→ Work required
Return every line from the listing where the word "Student" occurs.

Segment Open

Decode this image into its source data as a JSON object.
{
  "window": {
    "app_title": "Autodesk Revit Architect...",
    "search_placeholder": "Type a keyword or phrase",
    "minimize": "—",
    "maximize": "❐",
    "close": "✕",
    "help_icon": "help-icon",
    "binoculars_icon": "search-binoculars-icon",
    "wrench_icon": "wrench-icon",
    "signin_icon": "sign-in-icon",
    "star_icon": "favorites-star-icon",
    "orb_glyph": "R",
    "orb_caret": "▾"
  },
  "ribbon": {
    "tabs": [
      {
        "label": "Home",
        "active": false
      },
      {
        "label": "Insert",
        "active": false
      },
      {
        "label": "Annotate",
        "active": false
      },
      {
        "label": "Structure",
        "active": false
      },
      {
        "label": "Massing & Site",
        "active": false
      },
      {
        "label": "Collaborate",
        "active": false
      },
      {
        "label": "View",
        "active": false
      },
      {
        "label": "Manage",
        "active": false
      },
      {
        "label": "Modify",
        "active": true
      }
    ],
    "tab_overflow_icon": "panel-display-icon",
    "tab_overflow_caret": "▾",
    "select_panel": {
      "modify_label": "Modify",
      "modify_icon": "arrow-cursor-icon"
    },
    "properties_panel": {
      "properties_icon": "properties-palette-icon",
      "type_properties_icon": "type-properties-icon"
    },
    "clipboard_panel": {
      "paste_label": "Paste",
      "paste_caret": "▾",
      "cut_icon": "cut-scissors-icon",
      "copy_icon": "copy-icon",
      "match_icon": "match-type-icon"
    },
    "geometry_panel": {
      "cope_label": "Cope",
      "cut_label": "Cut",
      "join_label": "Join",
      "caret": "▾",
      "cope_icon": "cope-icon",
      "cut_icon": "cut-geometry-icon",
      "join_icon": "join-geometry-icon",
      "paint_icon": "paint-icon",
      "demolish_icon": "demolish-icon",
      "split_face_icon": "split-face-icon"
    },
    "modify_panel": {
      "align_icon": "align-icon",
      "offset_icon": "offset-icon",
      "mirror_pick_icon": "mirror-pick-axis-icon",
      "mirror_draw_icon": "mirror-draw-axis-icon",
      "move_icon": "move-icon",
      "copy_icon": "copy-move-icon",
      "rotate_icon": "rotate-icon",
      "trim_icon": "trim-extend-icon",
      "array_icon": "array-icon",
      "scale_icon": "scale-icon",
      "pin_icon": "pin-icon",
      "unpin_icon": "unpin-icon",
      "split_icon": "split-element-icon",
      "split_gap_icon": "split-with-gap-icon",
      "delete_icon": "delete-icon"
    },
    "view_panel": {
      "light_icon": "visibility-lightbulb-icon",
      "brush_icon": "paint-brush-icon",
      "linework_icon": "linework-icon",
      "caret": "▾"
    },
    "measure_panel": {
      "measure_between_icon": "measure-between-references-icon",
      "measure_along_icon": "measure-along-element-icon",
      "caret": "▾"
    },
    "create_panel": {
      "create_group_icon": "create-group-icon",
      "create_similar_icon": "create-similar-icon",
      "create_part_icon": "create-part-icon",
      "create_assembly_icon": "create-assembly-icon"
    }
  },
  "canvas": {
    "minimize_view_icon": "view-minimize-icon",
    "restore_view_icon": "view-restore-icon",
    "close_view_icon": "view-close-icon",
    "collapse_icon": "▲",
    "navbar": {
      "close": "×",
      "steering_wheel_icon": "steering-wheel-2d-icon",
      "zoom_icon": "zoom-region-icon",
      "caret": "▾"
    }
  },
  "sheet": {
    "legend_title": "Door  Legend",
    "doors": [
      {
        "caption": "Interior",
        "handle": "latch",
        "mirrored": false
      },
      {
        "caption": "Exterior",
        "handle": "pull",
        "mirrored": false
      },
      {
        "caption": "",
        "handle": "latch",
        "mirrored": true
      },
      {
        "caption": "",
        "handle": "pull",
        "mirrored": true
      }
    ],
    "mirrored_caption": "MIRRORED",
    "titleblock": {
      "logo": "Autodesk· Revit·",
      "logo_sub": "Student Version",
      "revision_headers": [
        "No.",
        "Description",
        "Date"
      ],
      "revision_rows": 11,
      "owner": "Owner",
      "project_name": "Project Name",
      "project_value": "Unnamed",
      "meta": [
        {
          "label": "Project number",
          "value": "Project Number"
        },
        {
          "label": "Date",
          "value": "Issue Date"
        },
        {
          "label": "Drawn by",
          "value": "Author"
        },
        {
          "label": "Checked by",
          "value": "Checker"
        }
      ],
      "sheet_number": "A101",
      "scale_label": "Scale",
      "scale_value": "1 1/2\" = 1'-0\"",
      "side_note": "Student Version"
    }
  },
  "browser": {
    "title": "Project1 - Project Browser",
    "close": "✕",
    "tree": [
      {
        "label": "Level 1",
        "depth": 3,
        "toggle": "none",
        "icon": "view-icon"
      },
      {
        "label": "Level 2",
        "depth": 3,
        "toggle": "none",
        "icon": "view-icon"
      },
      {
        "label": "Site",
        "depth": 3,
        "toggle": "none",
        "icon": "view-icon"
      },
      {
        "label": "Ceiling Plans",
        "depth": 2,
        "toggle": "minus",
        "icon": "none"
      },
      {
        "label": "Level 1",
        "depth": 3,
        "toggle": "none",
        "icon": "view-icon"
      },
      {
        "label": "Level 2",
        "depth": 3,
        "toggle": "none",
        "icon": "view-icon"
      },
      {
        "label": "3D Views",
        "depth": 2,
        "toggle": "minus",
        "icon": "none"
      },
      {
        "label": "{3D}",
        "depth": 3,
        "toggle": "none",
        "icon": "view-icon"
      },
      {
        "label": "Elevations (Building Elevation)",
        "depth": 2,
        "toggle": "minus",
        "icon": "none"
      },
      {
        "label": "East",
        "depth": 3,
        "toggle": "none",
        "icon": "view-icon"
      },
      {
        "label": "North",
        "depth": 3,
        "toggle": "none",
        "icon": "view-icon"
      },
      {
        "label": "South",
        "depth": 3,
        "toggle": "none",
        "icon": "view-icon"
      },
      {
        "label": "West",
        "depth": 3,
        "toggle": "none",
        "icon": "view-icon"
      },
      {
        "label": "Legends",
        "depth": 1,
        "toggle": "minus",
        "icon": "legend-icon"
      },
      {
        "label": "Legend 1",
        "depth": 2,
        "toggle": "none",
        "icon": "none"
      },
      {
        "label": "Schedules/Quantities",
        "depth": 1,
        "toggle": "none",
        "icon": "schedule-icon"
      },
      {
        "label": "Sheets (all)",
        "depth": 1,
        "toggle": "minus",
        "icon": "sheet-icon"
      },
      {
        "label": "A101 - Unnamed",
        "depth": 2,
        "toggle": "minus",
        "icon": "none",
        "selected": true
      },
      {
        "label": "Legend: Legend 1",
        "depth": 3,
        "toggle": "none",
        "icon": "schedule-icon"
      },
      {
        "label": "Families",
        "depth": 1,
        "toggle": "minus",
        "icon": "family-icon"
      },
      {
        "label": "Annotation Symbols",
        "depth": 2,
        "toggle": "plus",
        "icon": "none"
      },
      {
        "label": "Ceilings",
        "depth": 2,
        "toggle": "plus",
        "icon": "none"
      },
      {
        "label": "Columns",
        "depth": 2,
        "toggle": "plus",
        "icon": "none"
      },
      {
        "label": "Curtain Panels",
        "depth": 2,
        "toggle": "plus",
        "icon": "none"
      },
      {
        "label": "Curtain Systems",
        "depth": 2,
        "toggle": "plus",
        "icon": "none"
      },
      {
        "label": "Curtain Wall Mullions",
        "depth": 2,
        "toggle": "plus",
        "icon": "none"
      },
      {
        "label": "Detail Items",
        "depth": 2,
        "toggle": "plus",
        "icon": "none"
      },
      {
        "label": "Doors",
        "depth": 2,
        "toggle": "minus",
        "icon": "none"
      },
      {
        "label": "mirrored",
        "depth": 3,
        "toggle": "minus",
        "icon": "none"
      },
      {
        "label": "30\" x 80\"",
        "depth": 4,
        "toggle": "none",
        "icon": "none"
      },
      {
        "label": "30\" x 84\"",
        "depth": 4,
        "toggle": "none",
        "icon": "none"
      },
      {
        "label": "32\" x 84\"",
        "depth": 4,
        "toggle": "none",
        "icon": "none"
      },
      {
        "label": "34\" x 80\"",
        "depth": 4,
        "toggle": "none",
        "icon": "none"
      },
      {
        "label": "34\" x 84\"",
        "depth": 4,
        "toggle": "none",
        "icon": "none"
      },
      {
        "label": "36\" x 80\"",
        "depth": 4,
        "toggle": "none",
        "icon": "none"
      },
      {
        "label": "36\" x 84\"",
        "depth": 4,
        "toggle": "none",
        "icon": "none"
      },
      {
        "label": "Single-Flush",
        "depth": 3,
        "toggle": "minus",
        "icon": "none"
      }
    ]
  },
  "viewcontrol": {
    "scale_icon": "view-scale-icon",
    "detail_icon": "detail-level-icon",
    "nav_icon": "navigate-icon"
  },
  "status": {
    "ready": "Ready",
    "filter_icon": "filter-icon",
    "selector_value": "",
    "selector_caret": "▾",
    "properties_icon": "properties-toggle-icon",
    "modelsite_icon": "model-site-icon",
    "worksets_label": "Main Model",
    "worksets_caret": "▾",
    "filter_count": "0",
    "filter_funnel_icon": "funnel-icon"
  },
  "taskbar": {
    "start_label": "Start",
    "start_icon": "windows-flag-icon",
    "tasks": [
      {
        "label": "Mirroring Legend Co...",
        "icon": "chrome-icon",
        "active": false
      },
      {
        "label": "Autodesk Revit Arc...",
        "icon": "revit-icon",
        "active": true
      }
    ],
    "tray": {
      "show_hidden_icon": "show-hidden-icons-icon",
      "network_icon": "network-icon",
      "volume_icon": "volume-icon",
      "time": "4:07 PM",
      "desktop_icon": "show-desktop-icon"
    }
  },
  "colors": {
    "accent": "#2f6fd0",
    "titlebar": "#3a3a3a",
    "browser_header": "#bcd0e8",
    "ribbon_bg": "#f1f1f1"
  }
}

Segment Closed

→ Response area
      "logo_sub": "Student Version",
      "side_note": "Student Version"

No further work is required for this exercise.